Jenny Holzer's Truisms, artworks that present provocative aphorisms such as "Abuse of power comes as no surprise" and "Raise boys and girls the same way," first came to attention in the late 1970s in the form of T-shirts, posters and stickers; they have since moved to more inventive formats and high-profile locations, such as a marquee in Times Square.
One format that has been increasingly popular is the public bench, typically using a heavy traditional stone like granite or marble, engraved with a customized grouping of Truisms. Wilshire Boulevard Temple's campus will be getting about a dozen of these benches, made variously out of Chinese Noir St. Laurent marble, black and gold marble and Pennsylvania Bluestone.
Leder, an avid Holzer fan, points out that her work evokes the Jewish reverence for text. He and Holzer's team are working together to generate bench inscriptions. "The writing will range from thoughtful to playful to mystical to goofy," Holzer says in an email. "May I leak a text under consideration? 'If you are a mensch, you can sit on this bench.' "
The artists welcomed the opportunity to work in the nontraditional setting; Albuquerque calls the temple "magnificent" and Holzer says she was a "goner" from the moment she saw the Byzantine Revival sanctuary dome.
Albuquerque also praises Leder's attempt "to break down the walls between areas of life that we falsely think are separate," she says. "Art and religion are both philosophical inquiries. When I go to a museum, it's like being in a temple for me."
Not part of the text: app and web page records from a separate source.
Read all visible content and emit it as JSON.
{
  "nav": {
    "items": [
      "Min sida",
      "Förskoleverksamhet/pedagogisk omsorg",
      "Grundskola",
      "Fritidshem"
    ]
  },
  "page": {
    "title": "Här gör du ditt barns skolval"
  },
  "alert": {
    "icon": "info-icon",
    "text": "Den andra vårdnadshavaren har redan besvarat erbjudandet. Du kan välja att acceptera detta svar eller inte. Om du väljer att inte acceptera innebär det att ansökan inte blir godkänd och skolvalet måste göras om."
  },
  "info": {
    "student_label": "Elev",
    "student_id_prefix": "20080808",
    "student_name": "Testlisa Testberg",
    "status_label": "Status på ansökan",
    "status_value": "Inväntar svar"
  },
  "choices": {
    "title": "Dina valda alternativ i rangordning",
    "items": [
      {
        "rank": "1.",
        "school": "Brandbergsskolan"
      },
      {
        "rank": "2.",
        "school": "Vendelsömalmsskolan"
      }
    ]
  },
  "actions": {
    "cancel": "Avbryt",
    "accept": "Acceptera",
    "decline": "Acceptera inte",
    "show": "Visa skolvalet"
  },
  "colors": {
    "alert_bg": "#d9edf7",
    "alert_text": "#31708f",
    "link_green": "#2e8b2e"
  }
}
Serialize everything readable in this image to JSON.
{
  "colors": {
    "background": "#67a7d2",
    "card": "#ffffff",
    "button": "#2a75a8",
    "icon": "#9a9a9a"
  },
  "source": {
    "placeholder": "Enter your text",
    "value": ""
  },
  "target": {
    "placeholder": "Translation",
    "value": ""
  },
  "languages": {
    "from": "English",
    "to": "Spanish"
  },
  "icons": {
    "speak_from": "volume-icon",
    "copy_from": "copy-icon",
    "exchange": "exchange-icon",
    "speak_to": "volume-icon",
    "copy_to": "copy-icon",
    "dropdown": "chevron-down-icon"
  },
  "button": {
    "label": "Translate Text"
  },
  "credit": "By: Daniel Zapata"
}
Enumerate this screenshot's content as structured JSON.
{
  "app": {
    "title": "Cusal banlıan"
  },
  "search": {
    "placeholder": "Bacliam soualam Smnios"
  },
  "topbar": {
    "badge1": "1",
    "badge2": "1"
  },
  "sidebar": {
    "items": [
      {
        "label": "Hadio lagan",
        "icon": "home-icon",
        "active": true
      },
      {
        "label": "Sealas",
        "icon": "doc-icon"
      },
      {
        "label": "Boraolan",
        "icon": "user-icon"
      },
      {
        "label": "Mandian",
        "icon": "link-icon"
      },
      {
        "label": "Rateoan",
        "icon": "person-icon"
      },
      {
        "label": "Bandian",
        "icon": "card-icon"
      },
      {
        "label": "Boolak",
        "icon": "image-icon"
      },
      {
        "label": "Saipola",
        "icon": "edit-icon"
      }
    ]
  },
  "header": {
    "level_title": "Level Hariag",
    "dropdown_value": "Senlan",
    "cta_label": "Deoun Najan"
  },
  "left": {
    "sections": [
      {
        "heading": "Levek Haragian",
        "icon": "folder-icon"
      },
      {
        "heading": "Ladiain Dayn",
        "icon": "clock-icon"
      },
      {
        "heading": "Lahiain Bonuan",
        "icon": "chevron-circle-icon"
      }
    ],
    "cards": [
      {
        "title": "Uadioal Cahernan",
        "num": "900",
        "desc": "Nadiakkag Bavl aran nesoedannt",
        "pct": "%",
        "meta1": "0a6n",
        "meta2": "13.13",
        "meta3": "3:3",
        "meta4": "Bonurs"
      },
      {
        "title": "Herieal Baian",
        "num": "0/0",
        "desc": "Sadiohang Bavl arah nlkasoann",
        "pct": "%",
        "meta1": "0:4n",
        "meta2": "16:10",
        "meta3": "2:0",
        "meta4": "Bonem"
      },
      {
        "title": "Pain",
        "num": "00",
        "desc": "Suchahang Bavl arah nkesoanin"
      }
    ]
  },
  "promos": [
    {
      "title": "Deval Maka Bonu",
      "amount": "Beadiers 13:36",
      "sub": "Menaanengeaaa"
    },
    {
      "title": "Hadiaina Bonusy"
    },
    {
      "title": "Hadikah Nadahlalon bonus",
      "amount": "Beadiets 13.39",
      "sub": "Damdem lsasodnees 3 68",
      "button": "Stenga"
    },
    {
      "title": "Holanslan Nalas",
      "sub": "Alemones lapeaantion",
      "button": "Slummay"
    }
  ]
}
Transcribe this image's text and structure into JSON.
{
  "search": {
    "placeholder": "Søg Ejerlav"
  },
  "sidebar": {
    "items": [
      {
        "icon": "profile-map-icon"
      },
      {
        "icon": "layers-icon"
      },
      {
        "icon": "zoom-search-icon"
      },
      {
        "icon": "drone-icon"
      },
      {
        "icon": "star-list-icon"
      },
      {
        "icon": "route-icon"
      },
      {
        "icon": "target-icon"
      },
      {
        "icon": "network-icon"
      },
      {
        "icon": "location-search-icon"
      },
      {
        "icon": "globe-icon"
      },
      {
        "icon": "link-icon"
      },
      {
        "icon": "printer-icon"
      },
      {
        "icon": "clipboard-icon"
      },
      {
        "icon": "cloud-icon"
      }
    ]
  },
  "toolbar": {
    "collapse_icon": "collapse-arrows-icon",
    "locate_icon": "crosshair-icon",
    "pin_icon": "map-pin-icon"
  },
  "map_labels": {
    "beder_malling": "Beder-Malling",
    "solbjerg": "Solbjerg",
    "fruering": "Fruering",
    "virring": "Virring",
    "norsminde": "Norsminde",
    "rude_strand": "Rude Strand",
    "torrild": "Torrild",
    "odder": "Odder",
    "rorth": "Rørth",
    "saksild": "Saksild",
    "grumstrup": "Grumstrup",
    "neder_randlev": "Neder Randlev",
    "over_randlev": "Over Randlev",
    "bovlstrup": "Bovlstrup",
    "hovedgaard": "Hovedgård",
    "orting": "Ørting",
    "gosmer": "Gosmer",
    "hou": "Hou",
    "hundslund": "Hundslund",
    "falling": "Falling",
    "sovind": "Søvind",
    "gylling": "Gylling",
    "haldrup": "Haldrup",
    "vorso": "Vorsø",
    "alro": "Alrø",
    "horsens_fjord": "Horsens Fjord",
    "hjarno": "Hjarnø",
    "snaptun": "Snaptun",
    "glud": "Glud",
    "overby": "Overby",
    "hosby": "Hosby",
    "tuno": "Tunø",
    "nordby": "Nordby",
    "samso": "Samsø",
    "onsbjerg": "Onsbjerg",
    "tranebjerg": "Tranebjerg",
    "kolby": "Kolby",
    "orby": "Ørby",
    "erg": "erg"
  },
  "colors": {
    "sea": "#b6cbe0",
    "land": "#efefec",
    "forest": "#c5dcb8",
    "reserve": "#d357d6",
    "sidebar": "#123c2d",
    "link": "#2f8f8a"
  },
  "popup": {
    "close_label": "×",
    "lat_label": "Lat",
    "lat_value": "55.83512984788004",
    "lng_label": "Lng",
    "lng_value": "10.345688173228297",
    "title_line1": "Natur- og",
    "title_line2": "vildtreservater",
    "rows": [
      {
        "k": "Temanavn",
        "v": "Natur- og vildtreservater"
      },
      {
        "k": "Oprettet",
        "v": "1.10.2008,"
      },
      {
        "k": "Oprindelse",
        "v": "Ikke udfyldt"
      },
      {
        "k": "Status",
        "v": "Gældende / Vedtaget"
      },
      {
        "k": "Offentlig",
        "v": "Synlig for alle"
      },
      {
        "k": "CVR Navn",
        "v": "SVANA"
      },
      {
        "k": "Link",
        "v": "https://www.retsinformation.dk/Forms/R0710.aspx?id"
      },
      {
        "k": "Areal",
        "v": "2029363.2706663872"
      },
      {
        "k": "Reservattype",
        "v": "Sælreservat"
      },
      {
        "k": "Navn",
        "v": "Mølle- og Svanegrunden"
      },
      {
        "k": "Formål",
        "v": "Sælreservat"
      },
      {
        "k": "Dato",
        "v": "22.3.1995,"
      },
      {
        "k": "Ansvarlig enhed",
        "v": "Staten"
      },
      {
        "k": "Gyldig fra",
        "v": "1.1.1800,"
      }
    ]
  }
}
Wilshire Boulevard Temple is at 3663 Wilshire Blvd., Koreatown. (213) 388-2401, wbtla.org.